3 min read Jun 17, 2024

Solving the Equation: (x^x+2)(x^2+x+1) = 6

This equation presents a unique challenge due to the combination of exponential and polynomial terms. Let's break down the steps to solve it:

1. Simplifying the Equation

Firstly, we can expand the left-hand side of the equation:

x^(x+2)(x^2+x+1) = 6

x^(x+2) * x^2 + x^(x+2) * x + x^(x+2) * 1 = 6

x^(x+4) + x^(x+3) + x^(x+2) = 6

2. Recognizing the Difficulty

The equation now clearly shows the complexities:

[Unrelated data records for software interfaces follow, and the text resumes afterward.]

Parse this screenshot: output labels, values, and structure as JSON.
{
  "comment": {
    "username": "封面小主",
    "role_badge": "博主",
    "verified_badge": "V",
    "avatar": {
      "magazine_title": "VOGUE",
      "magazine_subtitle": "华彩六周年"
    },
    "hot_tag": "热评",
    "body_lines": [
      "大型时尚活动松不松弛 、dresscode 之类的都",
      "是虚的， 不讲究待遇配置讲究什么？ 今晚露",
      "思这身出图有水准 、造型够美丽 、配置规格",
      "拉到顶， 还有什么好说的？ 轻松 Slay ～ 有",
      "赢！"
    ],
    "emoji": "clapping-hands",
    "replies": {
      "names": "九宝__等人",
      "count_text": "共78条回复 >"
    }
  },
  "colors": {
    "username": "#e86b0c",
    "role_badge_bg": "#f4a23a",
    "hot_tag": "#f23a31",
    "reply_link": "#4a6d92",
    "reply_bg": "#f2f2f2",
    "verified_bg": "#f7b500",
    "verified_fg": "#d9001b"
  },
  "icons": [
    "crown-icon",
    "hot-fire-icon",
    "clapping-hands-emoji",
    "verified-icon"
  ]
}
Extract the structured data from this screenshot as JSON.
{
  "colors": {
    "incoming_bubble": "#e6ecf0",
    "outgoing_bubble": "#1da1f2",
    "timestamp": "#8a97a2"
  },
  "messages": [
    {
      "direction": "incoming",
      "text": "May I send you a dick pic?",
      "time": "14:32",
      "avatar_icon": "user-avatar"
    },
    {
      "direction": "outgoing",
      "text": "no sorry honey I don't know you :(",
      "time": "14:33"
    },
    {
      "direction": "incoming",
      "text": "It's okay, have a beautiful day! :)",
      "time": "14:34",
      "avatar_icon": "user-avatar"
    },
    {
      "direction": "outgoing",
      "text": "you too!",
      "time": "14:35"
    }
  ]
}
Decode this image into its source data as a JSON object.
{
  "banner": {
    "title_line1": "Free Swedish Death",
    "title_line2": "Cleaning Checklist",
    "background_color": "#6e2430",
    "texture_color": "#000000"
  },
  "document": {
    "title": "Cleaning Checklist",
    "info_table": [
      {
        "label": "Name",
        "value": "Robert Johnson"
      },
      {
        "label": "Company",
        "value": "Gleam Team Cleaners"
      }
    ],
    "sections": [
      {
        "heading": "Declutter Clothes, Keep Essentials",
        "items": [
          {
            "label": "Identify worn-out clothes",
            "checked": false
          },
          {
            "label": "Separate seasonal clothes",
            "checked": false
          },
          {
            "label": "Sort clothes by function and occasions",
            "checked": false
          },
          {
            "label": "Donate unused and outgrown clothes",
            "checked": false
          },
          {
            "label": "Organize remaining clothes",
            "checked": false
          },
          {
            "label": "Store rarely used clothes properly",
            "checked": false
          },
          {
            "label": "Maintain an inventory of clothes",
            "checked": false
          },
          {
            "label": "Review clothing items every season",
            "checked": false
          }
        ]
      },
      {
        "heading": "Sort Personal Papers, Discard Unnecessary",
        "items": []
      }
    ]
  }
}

  • Multiple Exponential Terms: We have x raised to different powers involving 'x'.
  • No Standard Solution: There's no readily available algebraic method to directly solve for 'x' in this type of equation.

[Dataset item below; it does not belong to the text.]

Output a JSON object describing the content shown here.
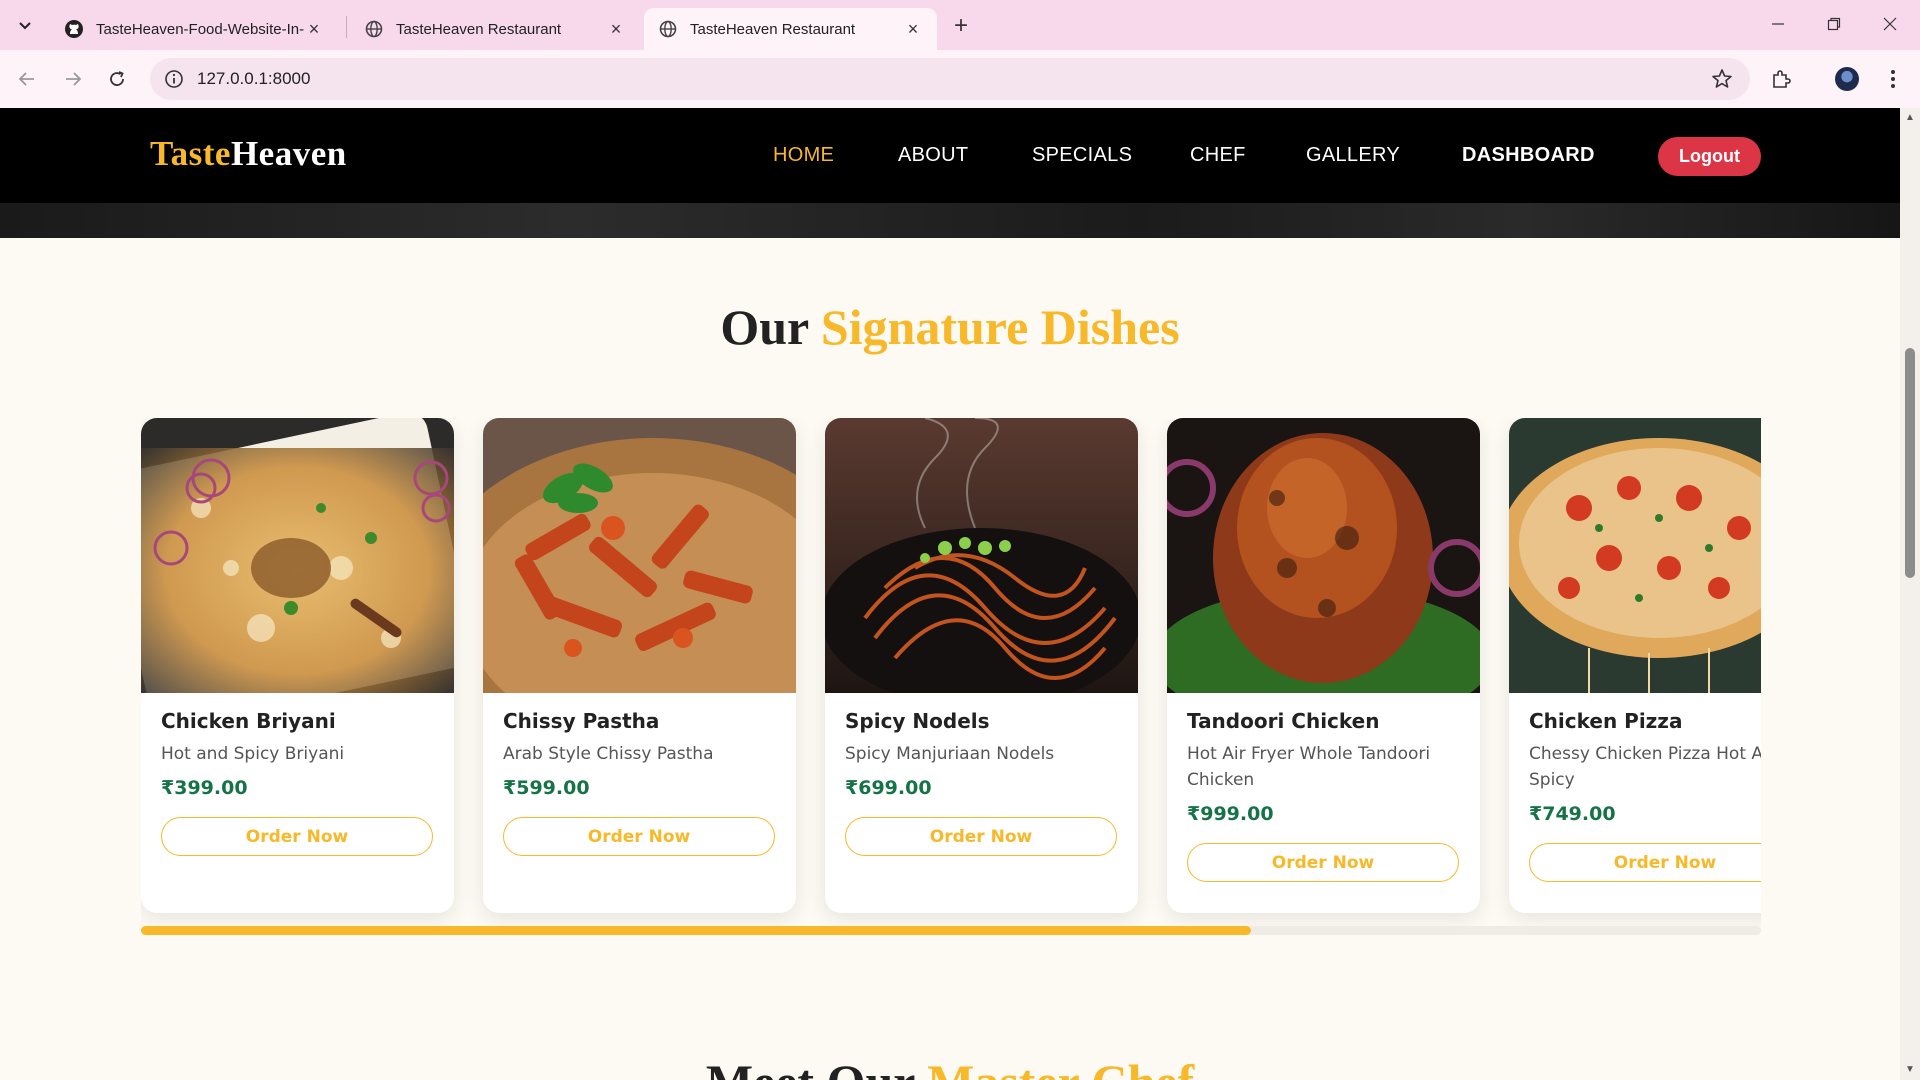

3. Potential Approaches

Due to the lack of a straightforward solution, we can explore these approaches:

  • Numerical Methods: Tools like graphing calculators or software can be used to find approximate solutions.
  • Iterative Techniques: Methods like Newton-Raphson iteration can be employed to converge towards a solution.
  • Specific Cases: We might try to find solutions for specific values of 'x', particularly integers.

4. Example: Finding Integer Solutions

Let's try to find integer solutions by substituting values for 'x':

  • x = 1: (1^3)(1^2 + 1 + 1) = 3 (Not a solution)
  • x = -1: (-1^1)(-1^2 - 1 + 1) = 0 (Not a solution)

We can observe that the left-hand side grows rapidly with increasing 'x'. Therefore, there's a possibility of more solutions, but finding them algebraically would be challenging.


Solving the equation (x^x+2)(x^2+x+1) = 6 requires numerical or iterative methods due to the complexity of the equation. While we can explore specific cases, a general analytical solution is not easily attainable.